Ok all my friends-with-kids, this one’s for you! I’ve been wanting to share some simple tips for photographing your children at home for a while now. Since we’re all collectively social distancing and isolating ourselves from the outside world, now seems a good a time as any!
Without getting too into the weeds on technical details or composition, I’ve put together three tips to help bring your photos to the next level. The tips below are all geared towards shooting INSIDE your home. So break out that dusty DSLR and let’s have some fun!
Tip 1 – Natural Light
Photography is all about light, specifically natural light. So the first thing you want to do is open all your blinds and curtains in whichever room you’re shooting. Let that light pour in! Even on cloudy days or rooms with small windows, that natural light still comes through. Next, turn off all your lights. Overhead lighting, accent lamps, TVs etc. It might feel like it just got a little darker but trust me, all of that “artificial light” will do is cast shadows and an orange tint.
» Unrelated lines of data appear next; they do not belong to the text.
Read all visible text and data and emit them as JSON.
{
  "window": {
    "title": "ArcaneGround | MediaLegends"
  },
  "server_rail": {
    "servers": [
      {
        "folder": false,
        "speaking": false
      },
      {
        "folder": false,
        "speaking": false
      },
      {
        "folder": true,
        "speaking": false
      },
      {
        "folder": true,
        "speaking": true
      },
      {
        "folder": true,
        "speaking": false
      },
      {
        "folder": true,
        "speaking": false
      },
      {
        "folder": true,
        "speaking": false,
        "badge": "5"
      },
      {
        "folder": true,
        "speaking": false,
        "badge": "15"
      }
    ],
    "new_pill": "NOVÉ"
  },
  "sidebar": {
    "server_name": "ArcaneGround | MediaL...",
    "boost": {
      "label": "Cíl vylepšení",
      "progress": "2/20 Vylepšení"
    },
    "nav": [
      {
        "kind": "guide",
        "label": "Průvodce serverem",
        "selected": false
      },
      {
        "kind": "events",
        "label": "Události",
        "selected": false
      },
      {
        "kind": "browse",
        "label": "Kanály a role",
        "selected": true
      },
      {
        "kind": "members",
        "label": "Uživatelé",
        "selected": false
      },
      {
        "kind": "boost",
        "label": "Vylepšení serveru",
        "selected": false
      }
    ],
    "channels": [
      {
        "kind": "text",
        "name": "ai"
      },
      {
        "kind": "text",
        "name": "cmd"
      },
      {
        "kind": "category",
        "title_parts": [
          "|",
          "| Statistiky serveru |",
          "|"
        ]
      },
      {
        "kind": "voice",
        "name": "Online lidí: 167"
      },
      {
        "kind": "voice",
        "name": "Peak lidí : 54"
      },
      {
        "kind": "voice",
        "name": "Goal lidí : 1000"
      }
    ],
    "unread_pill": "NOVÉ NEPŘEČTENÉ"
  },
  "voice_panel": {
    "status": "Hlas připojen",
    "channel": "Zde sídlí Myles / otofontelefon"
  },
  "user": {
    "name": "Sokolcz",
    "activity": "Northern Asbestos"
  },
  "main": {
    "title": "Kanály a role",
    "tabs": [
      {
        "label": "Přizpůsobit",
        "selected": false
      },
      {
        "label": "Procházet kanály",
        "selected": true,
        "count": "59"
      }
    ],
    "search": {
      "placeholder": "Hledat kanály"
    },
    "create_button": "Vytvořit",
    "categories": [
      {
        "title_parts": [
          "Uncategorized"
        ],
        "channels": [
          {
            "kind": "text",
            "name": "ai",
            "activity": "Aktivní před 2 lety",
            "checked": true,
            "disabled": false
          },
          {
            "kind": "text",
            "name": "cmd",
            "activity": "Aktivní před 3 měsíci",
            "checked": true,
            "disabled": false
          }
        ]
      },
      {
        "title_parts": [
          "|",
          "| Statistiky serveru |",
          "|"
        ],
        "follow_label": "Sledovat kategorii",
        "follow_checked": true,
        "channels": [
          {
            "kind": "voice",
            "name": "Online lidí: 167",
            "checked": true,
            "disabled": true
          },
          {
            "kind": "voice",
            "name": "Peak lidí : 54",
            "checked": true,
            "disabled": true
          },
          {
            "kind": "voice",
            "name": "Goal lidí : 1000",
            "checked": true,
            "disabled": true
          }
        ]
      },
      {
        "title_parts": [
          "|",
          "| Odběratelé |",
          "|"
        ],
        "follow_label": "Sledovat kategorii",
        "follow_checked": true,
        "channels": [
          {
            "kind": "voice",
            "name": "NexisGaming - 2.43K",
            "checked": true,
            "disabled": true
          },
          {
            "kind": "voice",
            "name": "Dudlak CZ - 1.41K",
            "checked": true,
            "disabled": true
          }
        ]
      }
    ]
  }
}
Shoot with YOUR back to the natural light source so that your children are facing the light. We want our subjects to have natural light casting on their bodies and faces. We don’t want the light behind them, or to have them backlit.
Oh and DON’T use the flash on your camera!
Tip 2 – Aperture Priority Mode
If you’ve been using your camera’s automatic settings, try taking the first step towards using it manually by putting it in Aperture Priority Mode (AP mode). If you’ve lost your camera manual, you can Google the make and model to find out exactly how to put it in AP mode. By using this mode, you can set your aperture and the camera will automatically adjust all other settings.
Aperture can be defined as the opening in a lens through which light passes to enter the camera. The lower the number = the bigger the opening and more light. The higher the number = the lower the opening and less light.
For portrait photography, I recommend setting an aperture of 2.8 or lower. This allows a lot of light in the camera, and helps your subject stand out from the background.
Tip 3 – Let Them Play!
My most-treasured photos, as well as my clients, are the ones where their kids are being themselves and have beautiful, natural smiles. You probably already know that trying to get your kids to all sit still and smile at the camera is a stressful, sweat-inducing workout that nobody has time for! So let them play with their toys, read books, bake cookies, whatever it is that they love to do. As the scene naturally unfolds, you’ll be there to capture their smiles and all the in-between moments.
Bonus Tip – Keep Things Neutral and Tidy!
Kids make messes and that’s part of the fun to photograph, but try to start with a clean-ish slate by tidying up the area you’ll be photographing in. Next, dress your kids in light-colored neutral clothes. Clothes reflect color back onto our subjects faces, so a plain white t-shirt is your best bet! I also like blues and greys. Steer clear of bright colors, busy patterns, or clothing with big logos and wording.
Leave me a comment below if you have any questions! Have fun!